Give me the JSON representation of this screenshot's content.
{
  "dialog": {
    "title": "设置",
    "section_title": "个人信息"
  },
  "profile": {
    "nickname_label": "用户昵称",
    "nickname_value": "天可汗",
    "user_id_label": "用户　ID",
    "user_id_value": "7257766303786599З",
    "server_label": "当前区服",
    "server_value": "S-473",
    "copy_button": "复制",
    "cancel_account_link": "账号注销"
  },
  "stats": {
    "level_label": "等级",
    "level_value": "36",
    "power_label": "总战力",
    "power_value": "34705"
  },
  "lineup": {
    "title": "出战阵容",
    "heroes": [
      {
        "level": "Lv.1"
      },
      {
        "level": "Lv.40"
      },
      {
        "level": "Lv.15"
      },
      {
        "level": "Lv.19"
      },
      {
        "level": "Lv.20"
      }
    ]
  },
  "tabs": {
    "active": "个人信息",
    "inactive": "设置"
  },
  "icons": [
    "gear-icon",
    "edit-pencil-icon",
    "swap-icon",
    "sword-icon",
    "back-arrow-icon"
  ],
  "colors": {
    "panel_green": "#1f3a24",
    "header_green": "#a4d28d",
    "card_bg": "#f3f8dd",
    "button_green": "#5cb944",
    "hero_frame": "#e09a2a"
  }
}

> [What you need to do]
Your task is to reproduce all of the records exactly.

> [Problem solution]
Give me the JSON representation of this screenshot's content.
{
  "dialog": {
    "title": "设置",
    "section_title": "个人信息"
  },
  "profile": {
    "nickname_label": "用户昵称",
    "nickname_value": "天可汗",
    "user_id_label": "用户　ID",
    "user_id_value": "7257766303786599З",
    "server_label": "当前区服",
    "server_value": "S-473",
    "copy_button": "复制",
    "cancel_account_link": "账号注销"
  },
  "stats": {
    "level_label": "等级",
    "level_value": "36",
    "power_label": "总战力",
    "power_value": "34705"
  },
  "lineup": {
    "title": "出战阵容",
    "heroes": [
      {
        "level": "Lv.1"
      },
      {
        "level": "Lv.40"
      },
      {
        "level": "Lv.15"
      },
      {
        "level": "Lv.19"
      },
      {
        "level": "Lv.20"
      }
    ]
  },
  "tabs": {
    "active": "个人信息",
    "inactive": "设置"
  },
  "icons": [
    "gear-icon",
    "edit-pencil-icon",
    "swap-icon",
    "sword-icon",
    "back-arrow-icon"
  ],
  "colors": {
    "panel_green": "#1f3a24",
    "header_green": "#a4d28d",
    "card_bg": "#f3f8dd",
    "button_green": "#5cb944",
    "hero_frame": "#e09a2a"
  }
}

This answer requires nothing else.